Data extract =
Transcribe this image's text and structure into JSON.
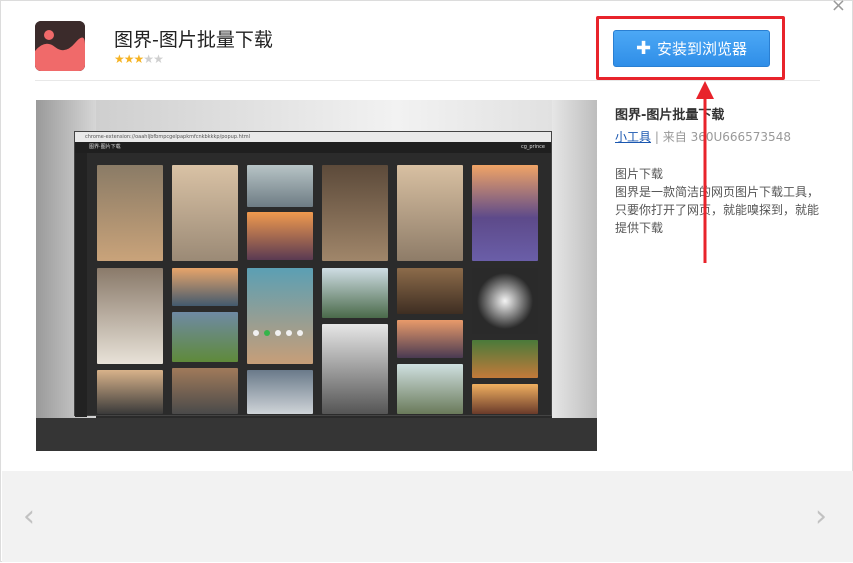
{
  "header": {
    "close_glyph": "×",
    "app_title": "图界-图片批量下载",
    "rating": 3,
    "rating_max": 5,
    "install_label": "安装到浏览器",
    "install_icon": "plus-icon"
  },
  "screenshot": {
    "window_title": "chrome-extension://oaahljbfbmpcgelpapkmfcnkbkkkp/popup.html",
    "app_name": "图界·图片下载",
    "user": "cg_prince",
    "slide_count": 5,
    "active_slide": 2
  },
  "details": {
    "title": "图界-图片批量下载",
    "author": "小工具",
    "separator": "|",
    "source_prefix": "来自",
    "source_id": "360U666573548",
    "desc_title": "图片下载",
    "desc": "图界是一款简洁的网页图片下载工具，只要你打开了网页，就能嗅探到，就能提供下载"
  },
  "nav": {
    "prev_glyph": "‹",
    "next_glyph": "›"
  },
  "colors": {
    "install": "#2f8ee8",
    "highlight": "#e8232b",
    "author_link": "#1a57b0",
    "star": "#f5b324"
  }
}
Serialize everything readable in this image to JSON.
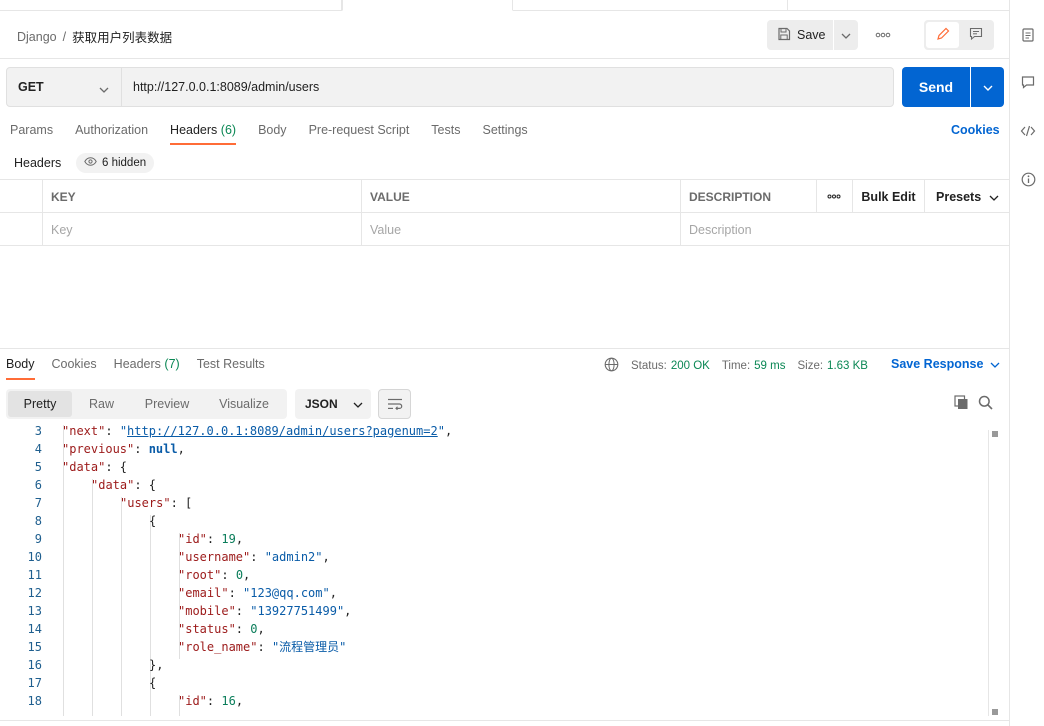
{
  "breadcrumb": {
    "collection": "Django",
    "separator": "/",
    "request": "获取用户列表数据"
  },
  "toolbar": {
    "save_label": "Save"
  },
  "request": {
    "method": "GET",
    "url": "http://127.0.0.1:8089/admin/users",
    "send_label": "Send"
  },
  "request_tabs": [
    {
      "label": "Params"
    },
    {
      "label": "Authorization"
    },
    {
      "label": "Headers",
      "count": "(6)"
    },
    {
      "label": "Body"
    },
    {
      "label": "Pre-request Script"
    },
    {
      "label": "Tests"
    },
    {
      "label": "Settings"
    }
  ],
  "cookies_label": "Cookies",
  "headers": {
    "label": "Headers",
    "hidden": "6 hidden",
    "columns": {
      "key": "KEY",
      "value": "VALUE",
      "description": "DESCRIPTION"
    },
    "bulk_edit": "Bulk Edit",
    "presets": "Presets",
    "placeholder": {
      "key": "Key",
      "value": "Value",
      "description": "Description"
    }
  },
  "response_tabs": [
    {
      "label": "Body"
    },
    {
      "label": "Cookies"
    },
    {
      "label": "Headers",
      "count": "(7)"
    },
    {
      "label": "Test Results"
    }
  ],
  "response_status": {
    "status_label": "Status:",
    "status_value": "200 OK",
    "time_label": "Time:",
    "time_value": "59 ms",
    "size_label": "Size:",
    "size_value": "1.63 KB",
    "save_response": "Save Response"
  },
  "view_tabs": [
    "Pretty",
    "Raw",
    "Preview",
    "Visualize"
  ],
  "format": "JSON",
  "code_lines": [
    {
      "n": "3",
      "text": "\"next\": \"http://127.0.0.1:8089/admin/users?pagenum=2\","
    },
    {
      "n": "4",
      "text": "\"previous\": null,"
    },
    {
      "n": "5",
      "text": "\"data\": {"
    },
    {
      "n": "6",
      "text": "\"data\": {"
    },
    {
      "n": "7",
      "text": "\"users\": ["
    },
    {
      "n": "8",
      "text": "{"
    },
    {
      "n": "9",
      "text": "\"id\": 19,"
    },
    {
      "n": "10",
      "text": "\"username\": \"admin2\","
    },
    {
      "n": "11",
      "text": "\"root\": 0,"
    },
    {
      "n": "12",
      "text": "\"email\": \"123@qq.com\","
    },
    {
      "n": "13",
      "text": "\"mobile\": \"13927751499\","
    },
    {
      "n": "14",
      "text": "\"status\": 0,"
    },
    {
      "n": "15",
      "text": "\"role_name\": \"流程管理员\""
    },
    {
      "n": "16",
      "text": "},"
    },
    {
      "n": "17",
      "text": "{"
    },
    {
      "n": "18",
      "text": "\"id\": 16,"
    }
  ],
  "colors": {
    "accent_orange": "#ff6c37",
    "primary_blue": "#0265d2",
    "success_green": "#0a8754"
  }
}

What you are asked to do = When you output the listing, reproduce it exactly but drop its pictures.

Response to this exercise =
Transcribe this image's text and structure into JSON.
{
  "header": {
    "close_glyph": "×",
    "app_title": "图界-图片批量下载",
    "rating": 3,
    "rating_max": 5,
    "install_label": "安装到浏览器",
    "install_icon": "plus-icon"
  },
  "screenshot": {
    "window_title": "chrome-extension://oaahljbfbmpcgelpapkmfcnkbkkkp/popup.html",
    "app_name": "图界·图片下载",
    "user": "cg_prince",
    "slide_count": 5,
    "active_slide": 2
  },
  "details": {
    "title": "图界-图片批量下载",
    "author": "小工具",
    "separator": "|",
    "source_prefix": "来自",
    "source_id": "360U666573548",
    "desc_title": "图片下载",
    "desc": "图界是一款简洁的网页图片下载工具，只要你打开了网页，就能嗅探到，就能提供下载"
  },
  "nav": {
    "prev_glyph": "‹",
    "next_glyph": "›"
  },
  "colors": {
    "install": "#2f8ee8",
    "highlight": "#e8232b",
    "author_link": "#1a57b0",
    "star": "#f5b324"
  }
}
Serialize everything readable in this image to JSON.
{
  "breadcrumb": {
    "collection": "Django",
    "separator": "/",
    "request": "获取用户列表数据"
  },
  "toolbar": {
    "save_label": "Save"
  },
  "request": {
    "method": "GET",
    "url": "http://127.0.0.1:8089/admin/users",
    "send_label": "Send"
  },
  "request_tabs": [
    {
      "label": "Params"
    },
    {
      "label": "Authorization"
    },
    {
      "label": "Headers",
      "count": "(6)"
    },
    {
      "label": "Body"
    },
    {
      "label": "Pre-request Script"
    },
    {
      "label": "Tests"
    },
    {
      "label": "Settings"
    }
  ],
  "cookies_label": "Cookies",
  "headers": {
    "label": "Headers",
    "hidden": "6 hidden",
    "columns": {
      "key": "KEY",
      "value": "VALUE",
      "description": "DESCRIPTION"
    },
    "bulk_edit": "Bulk Edit",
    "presets": "Presets",
    "placeholder": {
      "key": "Key",
      "value": "Value",
      "description": "Description"
    }
  },
  "response_tabs": [
    {
      "label": "Body"
    },
    {
      "label": "Cookies"
    },
    {
      "label": "Headers",
      "count": "(7)"
    },
    {
      "label": "Test Results"
    }
  ],
  "response_status": {
    "status_label": "Status:",
    "status_value": "200 OK",
    "time_label": "Time:",
    "time_value": "59 ms",
    "size_label": "Size:",
    "size_value": "1.63 KB",
    "save_response": "Save Response"
  },
  "view_tabs": [
    "Pretty",
    "Raw",
    "Preview",
    "Visualize"
  ],
  "format": "JSON",
  "code_lines": [
    {
      "n": "3",
      "text": "\"next\": \"http://127.0.0.1:8089/admin/users?pagenum=2\","
    },
    {
      "n": "4",
      "text": "\"previous\": null,"
    },
    {
      "n": "5",
      "text": "\"data\": {"
    },
    {
      "n": "6",
      "text": "\"data\": {"
    },
    {
      "n": "7",
      "text": "\"users\": ["
    },
    {
      "n": "8",
      "text": "{"
    },
    {
      "n": "9",
      "text": "\"id\": 19,"
    },
    {
      "n": "10",
      "text": "\"username\": \"admin2\","
    },
    {
      "n": "11",
      "text": "\"root\": 0,"
    },
    {
      "n": "12",
      "text": "\"email\": \"123@qq.com\","
    },
    {
      "n": "13",
      "text": "\"mobile\": \"13927751499\","
    },
    {
      "n": "14",
      "text": "\"status\": 0,"
    },
    {
      "n": "15",
      "text": "\"role_name\": \"流程管理员\""
    },
    {
      "n": "16",
      "text": "},"
    },
    {
      "n": "17",
      "text": "{"
    },
    {
      "n": "18",
      "text": "\"id\": 16,"
    }
  ],
  "colors": {
    "accent_orange": "#ff6c37",
    "primary_blue": "#0265d2",
    "success_green": "#0a8754"
  }
}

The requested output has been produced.